None of the candidates support forcing squabbling municipalities to amalgamate police forces -like in Greater Victoria -apparently taking the same view as the Liberals in that it would be deeply unpopular among local governments if the province forced them to move against their will.

No one has made an outright promise at launching a provincial police force, but almost all express reservations about the RCMP's contract and auditing provisions.

The candidates are split on whether to make B.C.'s coroners service independent, after calls of political interference and the abrupt departure of the previous chief coroner -Dix and Farnworth back the move, Horgan does not and Larsen said he's not sure.

Larsen said he opposes new prisons and would allow sex-trade workers to unionize and form co-operatives.


The candidates have all called for increases to the minimum wage, but were upstaged by premier Clark who announced a hike last month.

Simons had the most comprehensive poverty-reduction plan, with nearly $3 billion for child care, early learning, affordable housing, legal aid, income assistance and disability increases.
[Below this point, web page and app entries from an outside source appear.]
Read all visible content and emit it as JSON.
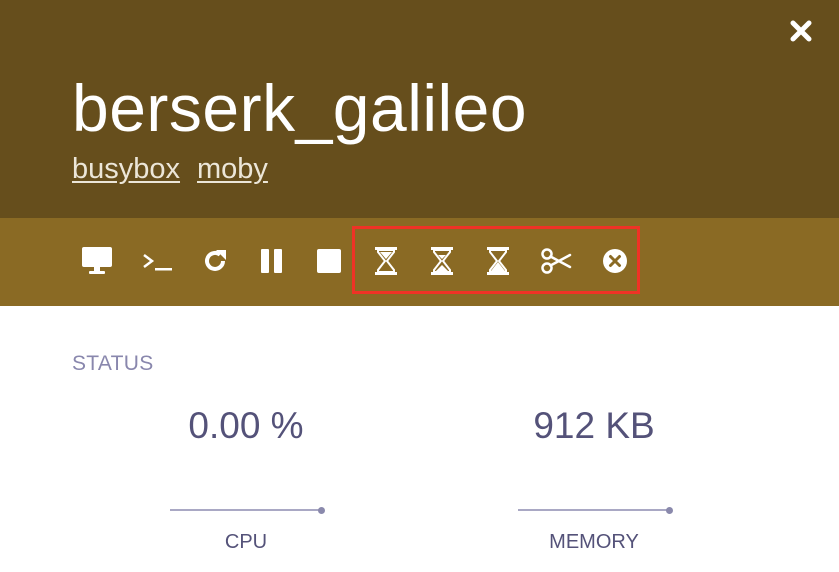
{
  "container": {
    "name": "berserk_galileo",
    "tags": [
      "busybox",
      "moby"
    ]
  },
  "toolbar": {
    "actions": [
      {
        "name": "preview",
        "icon": "monitor-icon"
      },
      {
        "name": "console",
        "icon": "terminal-icon"
      },
      {
        "name": "restart",
        "icon": "refresh-icon"
      },
      {
        "name": "pause",
        "icon": "pause-icon"
      },
      {
        "name": "stop",
        "icon": "stop-icon"
      },
      {
        "name": "hourglass-start",
        "icon": "hourglass-start-icon"
      },
      {
        "name": "hourglass-half",
        "icon": "hourglass-half-icon"
      },
      {
        "name": "hourglass-end",
        "icon": "hourglass-end-icon"
      },
      {
        "name": "cut",
        "icon": "scissors-icon"
      },
      {
        "name": "remove",
        "icon": "times-circle-icon"
      }
    ]
  },
  "status": {
    "label": "STATUS",
    "cpu": {
      "value": "0.00 %",
      "label": "CPU"
    },
    "memory": {
      "value": "912 KB",
      "label": "MEMORY"
    }
  },
  "colors": {
    "header_bg": "#664e1c",
    "toolbar_bg": "#8a6a24",
    "highlight": "#ef3326",
    "metric_text": "#545279",
    "label_text": "#8987ad"
  }
}
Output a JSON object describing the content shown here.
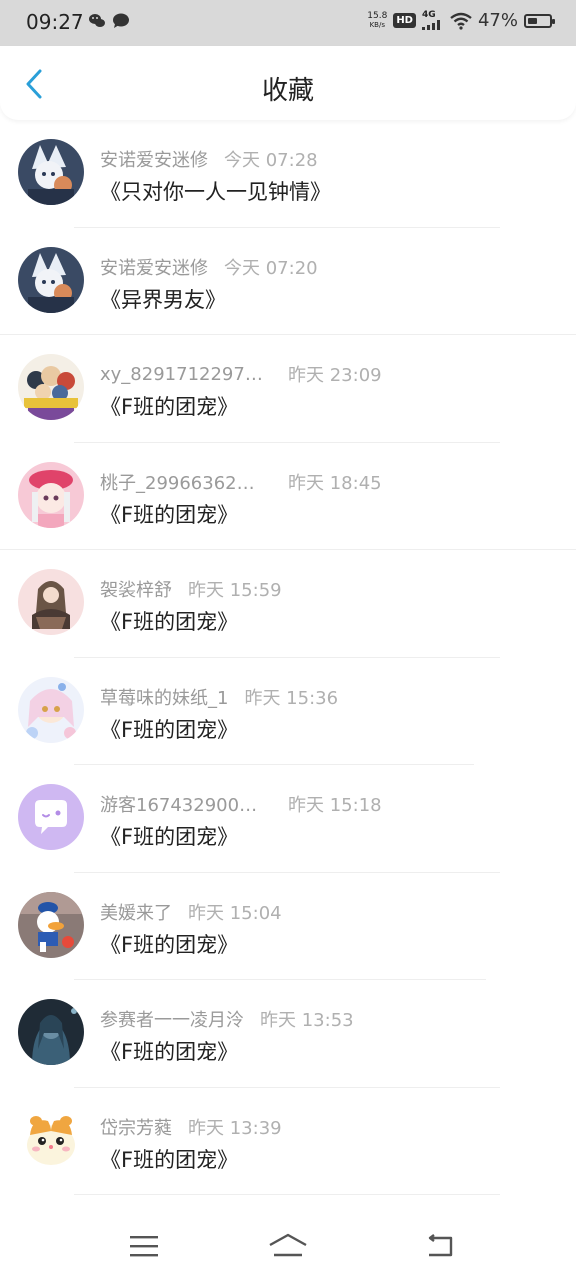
{
  "status_bar": {
    "time": "09:27",
    "speed_value": "15.8",
    "speed_unit": "KB/s",
    "hd": "HD",
    "network": "4G",
    "battery": "47%",
    "battery_level": 0.47
  },
  "header": {
    "title": "收藏"
  },
  "items": [
    {
      "name": "安诺爱安迷修",
      "time": "今天 07:28",
      "title": "《只对你一人一见钟情》"
    },
    {
      "name": "安诺爱安迷修",
      "time": "今天 07:20",
      "title": "《异界男友》"
    },
    {
      "name": "xy_82917122971…",
      "time": "昨天 23:09",
      "title": "《F班的团宠》"
    },
    {
      "name": "桃子_29966362…",
      "time": "昨天 18:45",
      "title": "《F班的团宠》"
    },
    {
      "name": "袈裟梓舒",
      "time": "昨天 15:59",
      "title": "《F班的团宠》"
    },
    {
      "name": "草莓味的妹纸_1",
      "time": "昨天 15:36",
      "title": "《F班的团宠》"
    },
    {
      "name": "游客167432900…",
      "time": "昨天 15:18",
      "title": "《F班的团宠》"
    },
    {
      "name": "美媛来了",
      "time": "昨天 15:04",
      "title": "《F班的团宠》"
    },
    {
      "name": "参赛者一一凌月泠",
      "time": "昨天 13:53",
      "title": "《F班的团宠》"
    },
    {
      "name": "岱宗芳蕤",
      "time": "昨天 13:39",
      "title": "《F班的团宠》"
    }
  ],
  "colors": {
    "accent": "#2a9fd8",
    "status_bar_bg": "#d9d9d9",
    "meta_text": "#9a9a9a",
    "title_text": "#222222"
  }
}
But he dropped out and endorsed Horgan.

It's unclear how many of Simons's policies will reappear in Horgan's platform. "I will carry his vision for poverty reduction forward if I am elected on April 17," Horgan said Thursday.

Horgan has called for a 30 per cent reduction in B.C.'s poverty rate within four years -75 per cent in 10 years -and a promise to "end all homelessness within eight years."
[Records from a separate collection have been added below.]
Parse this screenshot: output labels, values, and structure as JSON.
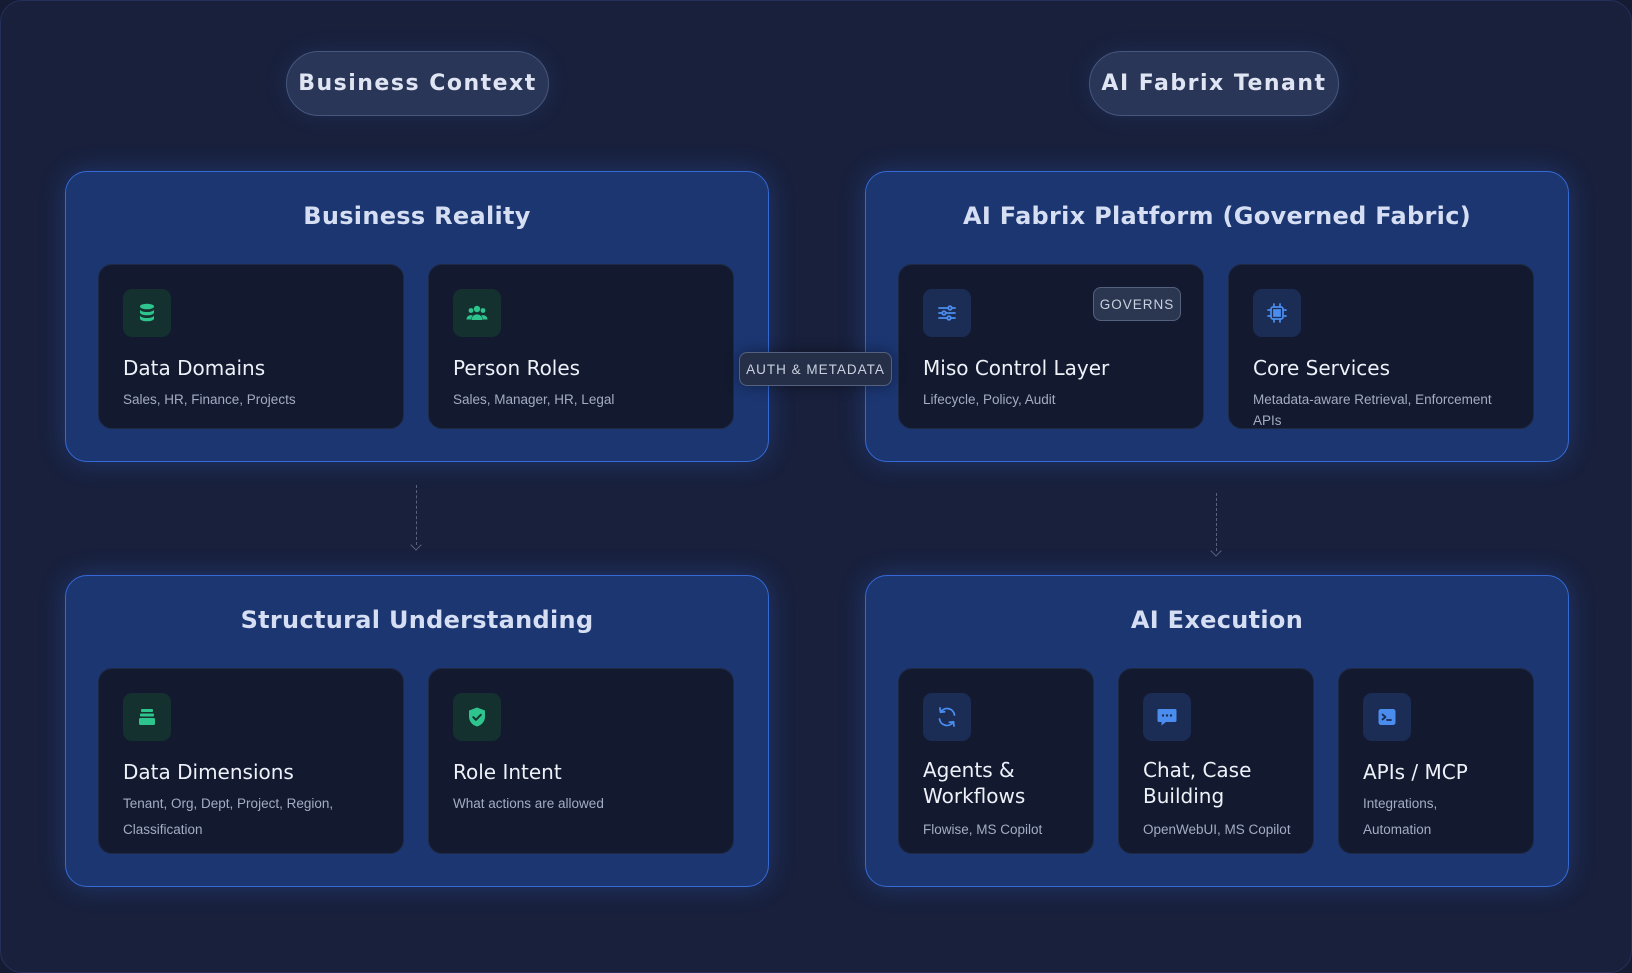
{
  "context_labels": {
    "left": "Business Context",
    "right": "AI Fabrix Tenant"
  },
  "panels": {
    "business_reality": {
      "title": "Business Reality",
      "cards": [
        {
          "icon": "database-icon",
          "title": "Data Domains",
          "sub": "Sales, HR, Finance, Projects"
        },
        {
          "icon": "users-icon",
          "title": "Person Roles",
          "sub": "Sales, Manager, HR, Legal"
        }
      ]
    },
    "platform": {
      "title": "AI Fabrix Platform (Governed Fabric)",
      "cards": [
        {
          "icon": "sliders-icon",
          "title": "Miso Control Layer",
          "sub": "Lifecycle, Policy, Audit",
          "badge": "GOVERNS"
        },
        {
          "icon": "chip-icon",
          "title": "Core Services",
          "sub": "Metadata-aware Retrieval, Enforcement APIs"
        }
      ]
    },
    "structural": {
      "title": "Structural Understanding",
      "cards": [
        {
          "icon": "layers-icon",
          "title": "Data Dimensions",
          "sub_line1": "Tenant, Org, Dept, Project, Region,",
          "sub_line2": "Classification"
        },
        {
          "icon": "shield-check-icon",
          "title": "Role Intent",
          "sub": "What actions are allowed"
        }
      ]
    },
    "execution": {
      "title": "AI Execution",
      "cards": [
        {
          "icon": "refresh-icon",
          "title_line1": "Agents &",
          "title_line2": "Workflows",
          "sub": "Flowise, MS Copilot"
        },
        {
          "icon": "chat-icon",
          "title_line1": "Chat, Case",
          "title_line2": "Building",
          "sub": "OpenWebUI, MS Copilot"
        },
        {
          "icon": "terminal-icon",
          "title": "APIs / MCP",
          "sub_line1": "Integrations,",
          "sub_line2": "Automation"
        }
      ]
    }
  },
  "bridge_label": "AUTH & METADATA",
  "colors": {
    "background": "#18203c",
    "panel": "#1b3671",
    "panel_border": "#3569d6",
    "card": "#131a30",
    "icon_green": "#2ec48e",
    "icon_blue": "#4a8dee"
  }
}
The candidates have proposed income assistance boosts, Farnworth at the rate of inflation, and Horgan as needed.

They all want legislated poverty reduction targets, with Farnworth proposing a dedicated minister in charge of such targets and Horgan saying he'd champion the issue from his office as premier.

They all promised to build more affordable housing units, with Farnworth's target of 1,000 units a year.


There's widespread support for protecting and strengthening the NDP-created Agricultural Land Reserve. And most want a review, or halt, to independent run of river power projects as part of a comprehensive look at whether the public interest is being served in the province's energy strategy.

Horgan wants a shakeup in senior government forest officials, a comprehensive plan on strengthening forests and public oversight of public timber tenures.

Dix wants a long-term strategy for protecting old growth forests and improved environmental assessment legislation. Farnworth echoes Dix on the environmental assessment, but adds a massive program of reforestation. Both want restrictions on raw log exports.


The government should make public transit free for users, and pay for it by refocusing provincial resources away from subsidizing car drivers, said Larsen.

B.C. could use a jobs protection commissioner to support sustainable jobs, said Farnworth.

Tenants should be protected from renovations disguised as evictions, agree Farnworth and Dix.

Foreign workers need more support and protection, said Dix.

B.C. could use a women's advisory panel to discuss priorities for the 121st century, and expanded parental leave to 18 months with fathers eligible for additional months to help women re-enter the workforce, said Horgan.

Compared to the Liberal leadership race, the NDP promises are large and far-reaching. The candidates say on purpose, because they have to give some of the 1.4 million registered voters who didn't cast ballots in the last election an incitement to join the NDP.

"I think if we give people something to vote for on the economy, on health care, on public education, on the environment, we will win the next election," said Dix.

"But more important than that, we will have a mandate to change British Columbia."